#### Task to complete
Your response should consist of the full data, set down exactly.

Dataset rows for apps and sites:
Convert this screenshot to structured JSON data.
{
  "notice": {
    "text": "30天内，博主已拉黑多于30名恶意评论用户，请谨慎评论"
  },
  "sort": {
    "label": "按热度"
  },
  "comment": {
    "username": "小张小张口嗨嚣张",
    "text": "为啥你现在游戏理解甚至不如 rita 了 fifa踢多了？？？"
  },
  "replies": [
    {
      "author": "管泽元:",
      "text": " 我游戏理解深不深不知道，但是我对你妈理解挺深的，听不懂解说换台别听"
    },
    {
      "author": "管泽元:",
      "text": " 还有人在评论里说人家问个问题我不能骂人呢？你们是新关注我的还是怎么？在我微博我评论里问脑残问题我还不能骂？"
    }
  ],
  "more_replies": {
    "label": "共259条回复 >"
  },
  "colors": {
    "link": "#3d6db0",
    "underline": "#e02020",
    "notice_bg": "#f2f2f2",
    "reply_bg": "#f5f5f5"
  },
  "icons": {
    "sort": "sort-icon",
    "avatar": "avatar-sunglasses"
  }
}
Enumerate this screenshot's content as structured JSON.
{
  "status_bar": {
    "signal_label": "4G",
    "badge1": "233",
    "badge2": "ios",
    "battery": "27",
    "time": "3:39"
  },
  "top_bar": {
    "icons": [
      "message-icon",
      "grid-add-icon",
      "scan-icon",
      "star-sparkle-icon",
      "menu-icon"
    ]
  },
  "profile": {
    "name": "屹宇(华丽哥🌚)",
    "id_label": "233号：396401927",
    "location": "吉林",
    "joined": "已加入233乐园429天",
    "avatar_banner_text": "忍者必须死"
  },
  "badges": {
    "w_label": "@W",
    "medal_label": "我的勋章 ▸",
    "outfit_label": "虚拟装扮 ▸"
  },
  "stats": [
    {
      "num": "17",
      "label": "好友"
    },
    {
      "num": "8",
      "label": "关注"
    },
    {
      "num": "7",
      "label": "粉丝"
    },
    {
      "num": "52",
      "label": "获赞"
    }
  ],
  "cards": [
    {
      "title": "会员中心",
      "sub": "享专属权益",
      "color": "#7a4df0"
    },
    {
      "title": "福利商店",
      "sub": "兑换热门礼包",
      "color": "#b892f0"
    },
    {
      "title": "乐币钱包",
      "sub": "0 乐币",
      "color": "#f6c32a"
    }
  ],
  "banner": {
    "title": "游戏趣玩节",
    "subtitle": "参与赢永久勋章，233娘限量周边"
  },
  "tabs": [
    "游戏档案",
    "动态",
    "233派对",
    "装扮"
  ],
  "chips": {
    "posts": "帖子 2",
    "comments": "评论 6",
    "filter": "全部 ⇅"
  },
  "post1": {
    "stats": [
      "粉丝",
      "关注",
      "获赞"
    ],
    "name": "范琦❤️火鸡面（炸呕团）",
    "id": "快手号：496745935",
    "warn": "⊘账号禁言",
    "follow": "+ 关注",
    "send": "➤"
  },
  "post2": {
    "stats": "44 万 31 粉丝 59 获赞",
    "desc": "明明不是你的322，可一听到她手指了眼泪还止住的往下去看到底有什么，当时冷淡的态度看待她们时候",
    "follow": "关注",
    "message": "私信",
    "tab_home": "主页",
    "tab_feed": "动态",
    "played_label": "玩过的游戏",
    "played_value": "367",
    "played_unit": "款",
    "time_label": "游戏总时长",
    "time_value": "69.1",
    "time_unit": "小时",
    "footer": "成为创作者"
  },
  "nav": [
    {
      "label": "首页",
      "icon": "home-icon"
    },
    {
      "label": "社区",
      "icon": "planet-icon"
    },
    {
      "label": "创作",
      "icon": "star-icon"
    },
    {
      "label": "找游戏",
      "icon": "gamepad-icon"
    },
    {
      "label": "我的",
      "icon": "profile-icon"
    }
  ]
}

#### Solution for this problem
Convert this screenshot to structured JSON data.
{
  "notice": {
    "text": "30天内，博主已拉黑多于30名恶意评论用户，请谨慎评论"
  },
  "sort": {
    "label": "按热度"
  },
  "comment": {
    "username": "小张小张口嗨嚣张",
    "text": "为啥你现在游戏理解甚至不如 rita 了 fifa踢多了？？？"
  },
  "replies": [
    {
      "author": "管泽元:",
      "text": " 我游戏理解深不深不知道，但是我对你妈理解挺深的，听不懂解说换台别听"
    },
    {
      "author": "管泽元:",
      "text": " 还有人在评论里说人家问个问题我不能骂人呢？你们是新关注我的还是怎么？在我微博我评论里问脑残问题我还不能骂？"
    }
  ],
  "more_replies": {
    "label": "共259条回复 >"
  },
  "colors": {
    "link": "#3d6db0",
    "underline": "#e02020",
    "notice_bg": "#f2f2f2",
    "reply_bg": "#f5f5f5"
  },
  "icons": {
    "sort": "sort-icon",
    "avatar": "avatar-sunglasses"
  }
}
Enumerate this screenshot's content as structured JSON.
{
  "status_bar": {
    "signal_label": "4G",
    "badge1": "233",
    "badge2": "ios",
    "battery": "27",
    "time": "3:39"
  },
  "top_bar": {
    "icons": [
      "message-icon",
      "grid-add-icon",
      "scan-icon",
      "star-sparkle-icon",
      "menu-icon"
    ]
  },
  "profile": {
    "name": "屹宇(华丽哥🌚)",
    "id_label": "233号：396401927",
    "location": "吉林",
    "joined": "已加入233乐园429天",
    "avatar_banner_text": "忍者必须死"
  },
  "badges": {
    "w_label": "@W",
    "medal_label": "我的勋章 ▸",
    "outfit_label": "虚拟装扮 ▸"
  },
  "stats": [
    {
      "num": "17",
      "label": "好友"
    },
    {
      "num": "8",
      "label": "关注"
    },
    {
      "num": "7",
      "label": "粉丝"
    },
    {
      "num": "52",
      "label": "获赞"
    }
  ],
  "cards": [
    {
      "title": "会员中心",
      "sub": "享专属权益",
      "color": "#7a4df0"
    },
    {
      "title": "福利商店",
      "sub": "兑换热门礼包",
      "color": "#b892f0"
    },
    {
      "title": "乐币钱包",
      "sub": "0 乐币",
      "color": "#f6c32a"
    }
  ],
  "banner": {
    "title": "游戏趣玩节",
    "subtitle": "参与赢永久勋章，233娘限量周边"
  },
  "tabs": [
    "游戏档案",
    "动态",
    "233派对",
    "装扮"
  ],
  "chips": {
    "posts": "帖子 2",
    "comments": "评论 6",
    "filter": "全部 ⇅"
  },
  "post1": {
    "stats": [
      "粉丝",
      "关注",
      "获赞"
    ],
    "name": "范琦❤️火鸡面（炸呕团）",
    "id": "快手号：496745935",
    "warn": "⊘账号禁言",
    "follow": "+ 关注",
    "send": "➤"
  },
  "post2": {
    "stats": "44 万 31 粉丝 59 获赞",
    "desc": "明明不是你的322，可一听到她手指了眼泪还止住的往下去看到底有什么，当时冷淡的态度看待她们时候",
    "follow": "关注",
    "message": "私信",
    "tab_home": "主页",
    "tab_feed": "动态",
    "played_label": "玩过的游戏",
    "played_value": "367",
    "played_unit": "款",
    "time_label": "游戏总时长",
    "time_value": "69.1",
    "time_unit": "小时",
    "footer": "成为创作者"
  },
  "nav": [
    {
      "label": "首页",
      "icon": "home-icon"
    },
    {
      "label": "社区",
      "icon": "planet-icon"
    },
    {
      "label": "创作",
      "icon": "star-icon"
    },
    {
      "label": "找游戏",
      "icon": "gamepad-icon"
    },
    {
      "label": "我的",
      "icon": "profile-icon"
    }
  ]
}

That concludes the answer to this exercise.